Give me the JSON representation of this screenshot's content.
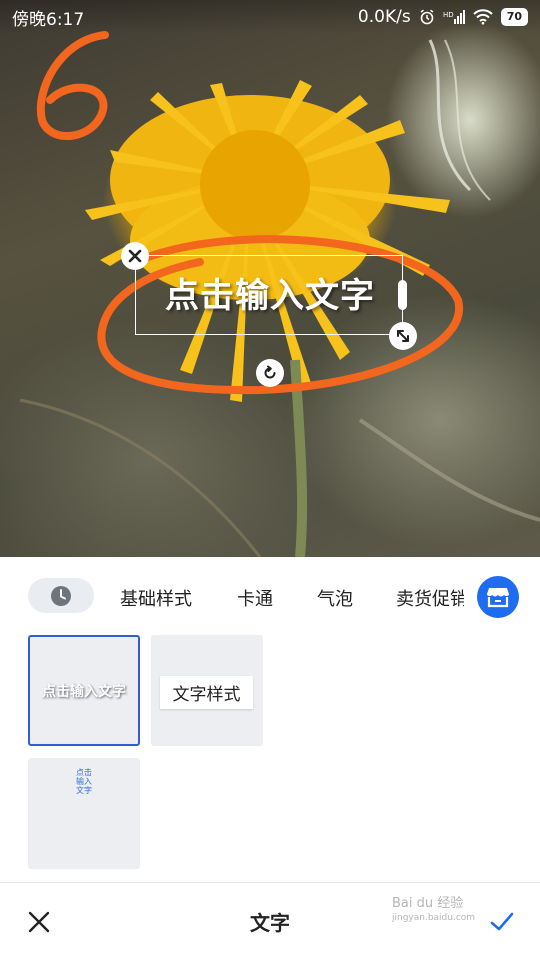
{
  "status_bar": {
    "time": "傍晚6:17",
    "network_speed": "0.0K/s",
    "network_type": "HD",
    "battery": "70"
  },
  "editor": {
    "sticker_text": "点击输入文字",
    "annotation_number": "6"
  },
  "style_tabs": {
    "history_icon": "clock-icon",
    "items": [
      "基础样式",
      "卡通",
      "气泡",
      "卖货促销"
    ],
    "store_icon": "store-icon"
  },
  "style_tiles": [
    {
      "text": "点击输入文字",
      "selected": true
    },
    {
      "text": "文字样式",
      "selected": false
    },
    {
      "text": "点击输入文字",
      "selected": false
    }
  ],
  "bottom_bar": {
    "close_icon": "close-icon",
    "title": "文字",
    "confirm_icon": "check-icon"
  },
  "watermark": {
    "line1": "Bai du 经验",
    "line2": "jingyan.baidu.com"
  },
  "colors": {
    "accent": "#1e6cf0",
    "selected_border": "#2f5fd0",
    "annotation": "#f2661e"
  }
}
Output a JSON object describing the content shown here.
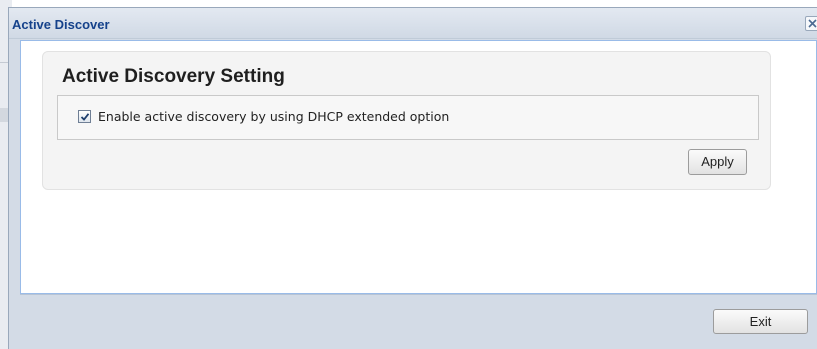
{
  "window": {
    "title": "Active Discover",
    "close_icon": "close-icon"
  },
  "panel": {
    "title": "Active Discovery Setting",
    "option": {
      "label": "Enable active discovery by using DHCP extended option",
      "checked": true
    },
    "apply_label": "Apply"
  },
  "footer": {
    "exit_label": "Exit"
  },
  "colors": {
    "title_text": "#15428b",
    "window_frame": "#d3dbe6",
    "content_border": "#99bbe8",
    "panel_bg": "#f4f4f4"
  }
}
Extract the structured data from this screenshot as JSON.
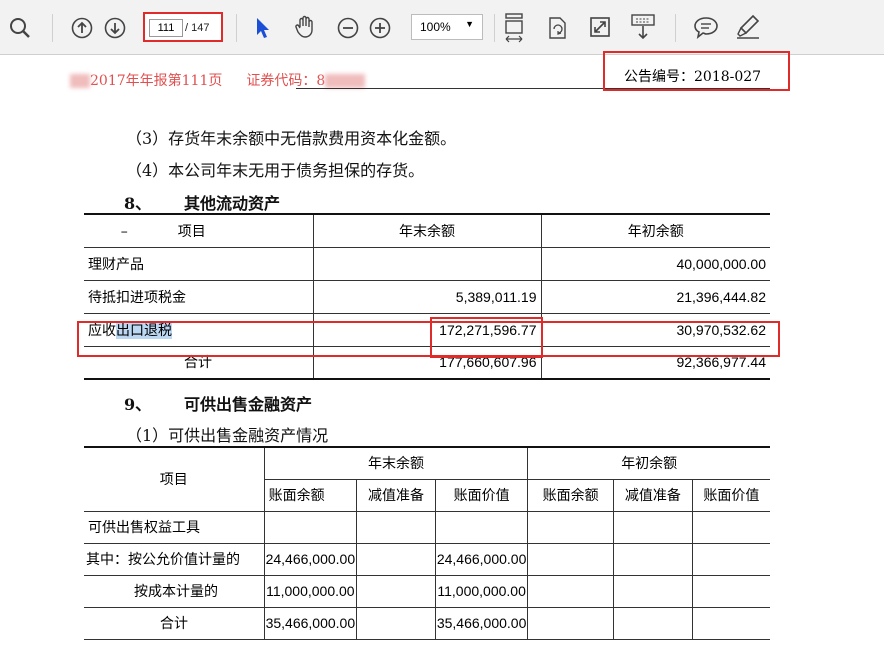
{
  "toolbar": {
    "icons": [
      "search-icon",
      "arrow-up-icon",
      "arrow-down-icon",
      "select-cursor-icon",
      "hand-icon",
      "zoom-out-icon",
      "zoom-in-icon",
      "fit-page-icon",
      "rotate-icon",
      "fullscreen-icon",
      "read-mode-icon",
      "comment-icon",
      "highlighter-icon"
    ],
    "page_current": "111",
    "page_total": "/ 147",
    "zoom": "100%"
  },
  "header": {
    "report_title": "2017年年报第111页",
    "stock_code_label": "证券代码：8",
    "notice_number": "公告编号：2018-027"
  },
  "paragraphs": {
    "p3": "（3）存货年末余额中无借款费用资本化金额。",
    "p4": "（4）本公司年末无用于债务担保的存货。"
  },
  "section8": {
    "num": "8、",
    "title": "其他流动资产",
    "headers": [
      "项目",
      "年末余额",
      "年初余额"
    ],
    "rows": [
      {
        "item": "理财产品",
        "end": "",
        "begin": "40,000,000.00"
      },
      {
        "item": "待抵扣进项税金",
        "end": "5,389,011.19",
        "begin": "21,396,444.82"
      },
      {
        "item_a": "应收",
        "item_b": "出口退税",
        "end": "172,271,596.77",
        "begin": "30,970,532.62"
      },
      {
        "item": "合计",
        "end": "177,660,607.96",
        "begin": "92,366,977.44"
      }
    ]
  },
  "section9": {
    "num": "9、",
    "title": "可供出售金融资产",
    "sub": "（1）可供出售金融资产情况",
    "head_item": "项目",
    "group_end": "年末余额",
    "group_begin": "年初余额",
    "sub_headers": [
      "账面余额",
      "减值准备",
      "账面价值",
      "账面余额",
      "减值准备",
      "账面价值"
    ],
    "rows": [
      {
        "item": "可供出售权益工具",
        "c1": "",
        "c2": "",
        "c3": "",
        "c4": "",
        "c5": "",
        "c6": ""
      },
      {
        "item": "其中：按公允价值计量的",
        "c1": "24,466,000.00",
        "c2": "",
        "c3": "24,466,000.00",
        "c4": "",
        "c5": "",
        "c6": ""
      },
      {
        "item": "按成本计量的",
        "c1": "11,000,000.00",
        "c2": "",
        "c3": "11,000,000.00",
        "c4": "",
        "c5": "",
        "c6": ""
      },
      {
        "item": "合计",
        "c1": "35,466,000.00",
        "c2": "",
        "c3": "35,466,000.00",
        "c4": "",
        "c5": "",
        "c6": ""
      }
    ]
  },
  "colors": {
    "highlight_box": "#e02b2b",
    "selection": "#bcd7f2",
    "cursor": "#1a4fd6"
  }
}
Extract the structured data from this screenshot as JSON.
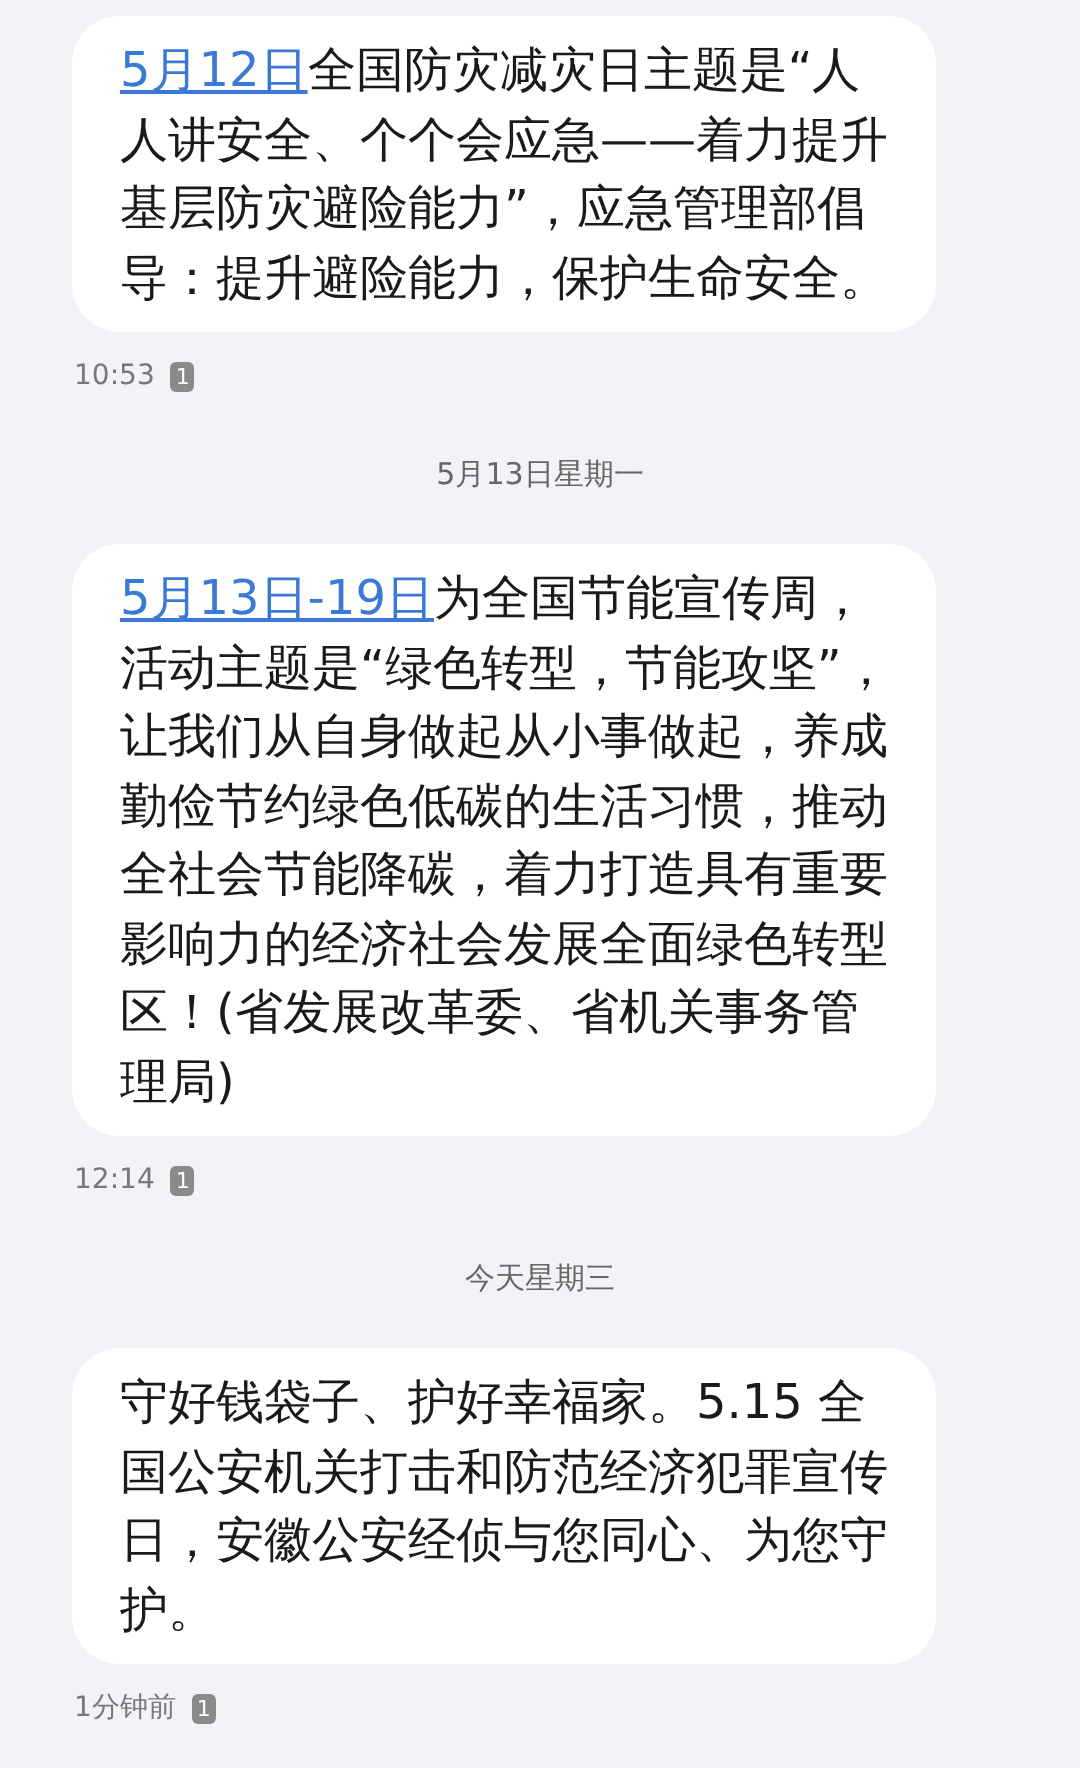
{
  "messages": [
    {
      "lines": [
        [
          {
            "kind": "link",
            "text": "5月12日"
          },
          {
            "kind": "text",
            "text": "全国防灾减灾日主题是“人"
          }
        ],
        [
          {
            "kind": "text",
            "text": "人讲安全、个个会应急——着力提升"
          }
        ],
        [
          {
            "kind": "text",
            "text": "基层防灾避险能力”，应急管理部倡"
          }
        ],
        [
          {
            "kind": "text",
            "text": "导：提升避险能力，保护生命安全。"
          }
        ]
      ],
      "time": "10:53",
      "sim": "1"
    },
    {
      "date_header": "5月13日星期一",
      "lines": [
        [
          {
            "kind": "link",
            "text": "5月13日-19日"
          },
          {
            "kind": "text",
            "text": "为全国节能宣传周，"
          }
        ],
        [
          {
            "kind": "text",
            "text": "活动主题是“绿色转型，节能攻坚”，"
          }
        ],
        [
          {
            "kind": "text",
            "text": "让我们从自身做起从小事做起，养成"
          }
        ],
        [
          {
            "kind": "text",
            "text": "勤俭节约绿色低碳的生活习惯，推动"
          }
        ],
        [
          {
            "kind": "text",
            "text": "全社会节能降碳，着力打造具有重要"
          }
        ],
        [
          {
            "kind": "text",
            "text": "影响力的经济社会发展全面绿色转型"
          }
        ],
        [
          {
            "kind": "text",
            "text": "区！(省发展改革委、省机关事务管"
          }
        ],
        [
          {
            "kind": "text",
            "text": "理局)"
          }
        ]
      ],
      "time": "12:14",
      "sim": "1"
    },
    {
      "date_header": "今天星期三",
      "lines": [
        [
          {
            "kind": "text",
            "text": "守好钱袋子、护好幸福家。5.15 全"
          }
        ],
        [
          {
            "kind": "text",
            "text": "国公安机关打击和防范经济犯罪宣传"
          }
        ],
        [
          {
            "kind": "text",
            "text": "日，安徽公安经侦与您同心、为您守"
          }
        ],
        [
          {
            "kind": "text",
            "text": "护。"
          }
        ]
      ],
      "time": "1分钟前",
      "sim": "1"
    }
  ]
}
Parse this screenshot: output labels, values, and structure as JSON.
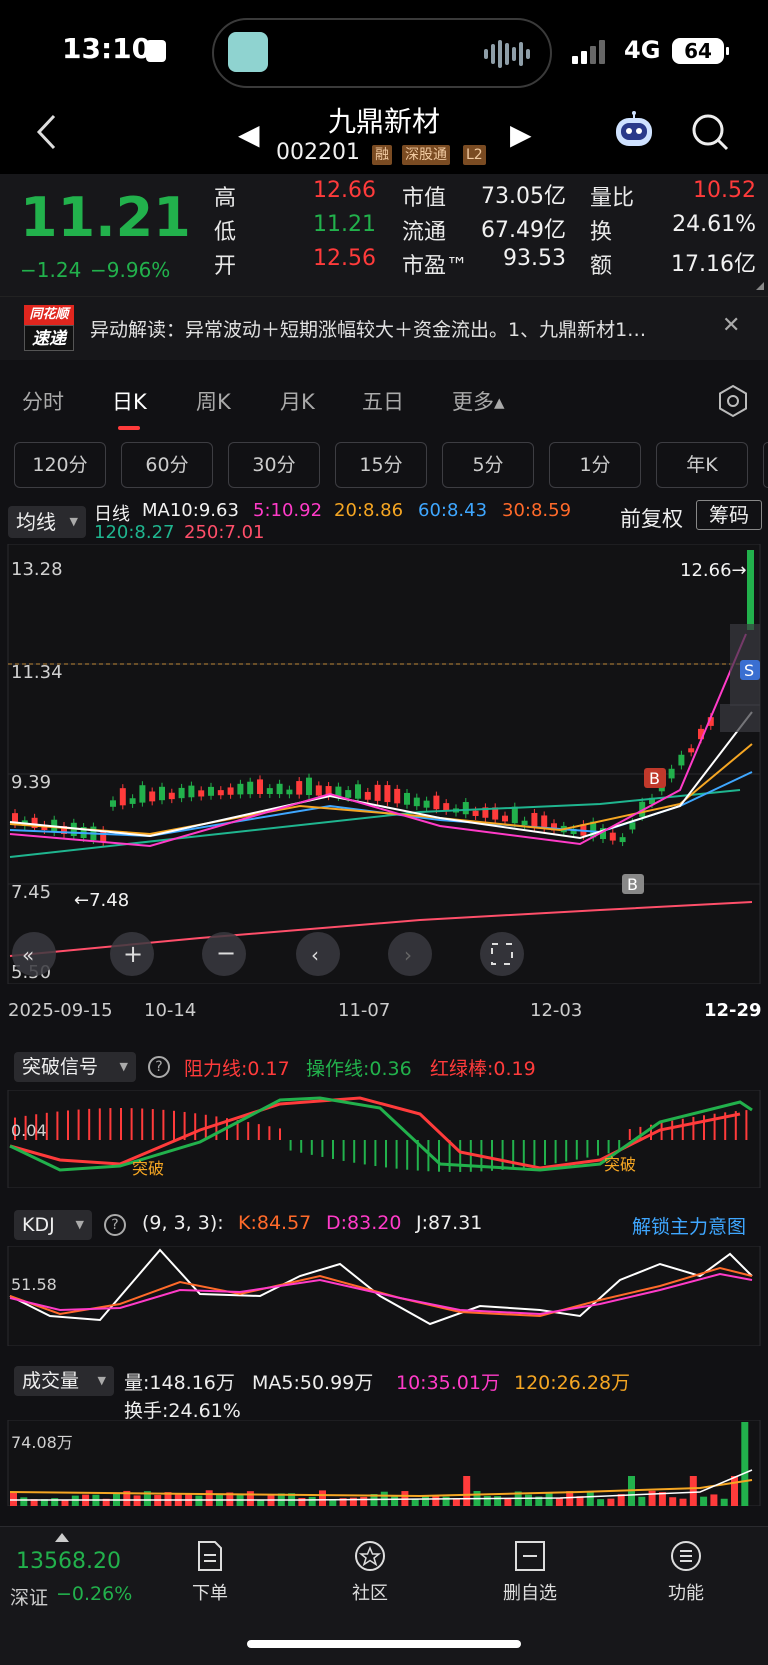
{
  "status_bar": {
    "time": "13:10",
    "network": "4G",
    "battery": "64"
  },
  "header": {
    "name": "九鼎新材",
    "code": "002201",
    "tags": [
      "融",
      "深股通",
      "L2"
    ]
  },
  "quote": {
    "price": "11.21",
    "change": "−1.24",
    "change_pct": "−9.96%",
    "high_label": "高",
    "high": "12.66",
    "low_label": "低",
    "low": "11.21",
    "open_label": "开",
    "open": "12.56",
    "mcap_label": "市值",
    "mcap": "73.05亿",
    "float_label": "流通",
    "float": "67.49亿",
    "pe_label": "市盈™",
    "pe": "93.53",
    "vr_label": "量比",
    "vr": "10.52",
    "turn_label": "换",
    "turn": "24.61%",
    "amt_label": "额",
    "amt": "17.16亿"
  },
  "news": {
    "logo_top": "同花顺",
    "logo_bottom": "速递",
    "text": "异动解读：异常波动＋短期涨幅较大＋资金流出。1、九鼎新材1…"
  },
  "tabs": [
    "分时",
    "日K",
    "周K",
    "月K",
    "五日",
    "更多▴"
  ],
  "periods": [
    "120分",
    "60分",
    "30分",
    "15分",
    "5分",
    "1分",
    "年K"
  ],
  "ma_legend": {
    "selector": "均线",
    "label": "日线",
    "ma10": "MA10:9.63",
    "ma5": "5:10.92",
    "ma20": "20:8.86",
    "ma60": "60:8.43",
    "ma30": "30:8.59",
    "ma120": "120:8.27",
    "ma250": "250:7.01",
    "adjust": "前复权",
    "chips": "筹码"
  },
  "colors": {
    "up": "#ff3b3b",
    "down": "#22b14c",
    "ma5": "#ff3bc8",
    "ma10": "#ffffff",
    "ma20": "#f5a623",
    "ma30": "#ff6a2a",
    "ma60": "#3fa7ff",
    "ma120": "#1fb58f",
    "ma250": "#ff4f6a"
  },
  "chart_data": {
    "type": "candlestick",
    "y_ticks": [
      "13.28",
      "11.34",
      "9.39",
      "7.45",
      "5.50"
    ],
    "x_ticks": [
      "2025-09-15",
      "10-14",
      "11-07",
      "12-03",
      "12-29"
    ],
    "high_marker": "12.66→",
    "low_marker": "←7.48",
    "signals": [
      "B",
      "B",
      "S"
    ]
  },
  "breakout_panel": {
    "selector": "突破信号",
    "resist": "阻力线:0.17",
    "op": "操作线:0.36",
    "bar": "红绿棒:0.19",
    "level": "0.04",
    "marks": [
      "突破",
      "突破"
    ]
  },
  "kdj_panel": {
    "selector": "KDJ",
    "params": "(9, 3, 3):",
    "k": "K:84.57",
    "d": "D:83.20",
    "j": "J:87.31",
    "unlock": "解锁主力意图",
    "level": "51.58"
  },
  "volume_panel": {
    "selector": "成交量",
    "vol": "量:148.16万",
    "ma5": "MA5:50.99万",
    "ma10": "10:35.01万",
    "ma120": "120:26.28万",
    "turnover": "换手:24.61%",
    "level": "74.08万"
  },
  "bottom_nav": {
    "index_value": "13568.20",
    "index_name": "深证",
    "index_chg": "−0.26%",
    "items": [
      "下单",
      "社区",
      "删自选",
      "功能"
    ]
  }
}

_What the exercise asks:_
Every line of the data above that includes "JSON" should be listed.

_Completed task:_
Give me the JSON representation of this screenshot's content.
Output a JSON object describing the content shown here.
Extract the structured data from this screenshot as JSON.
Extract the structured data from this screenshot as JSON.
Parse this screenshot: output labels, values, and structure as JSON.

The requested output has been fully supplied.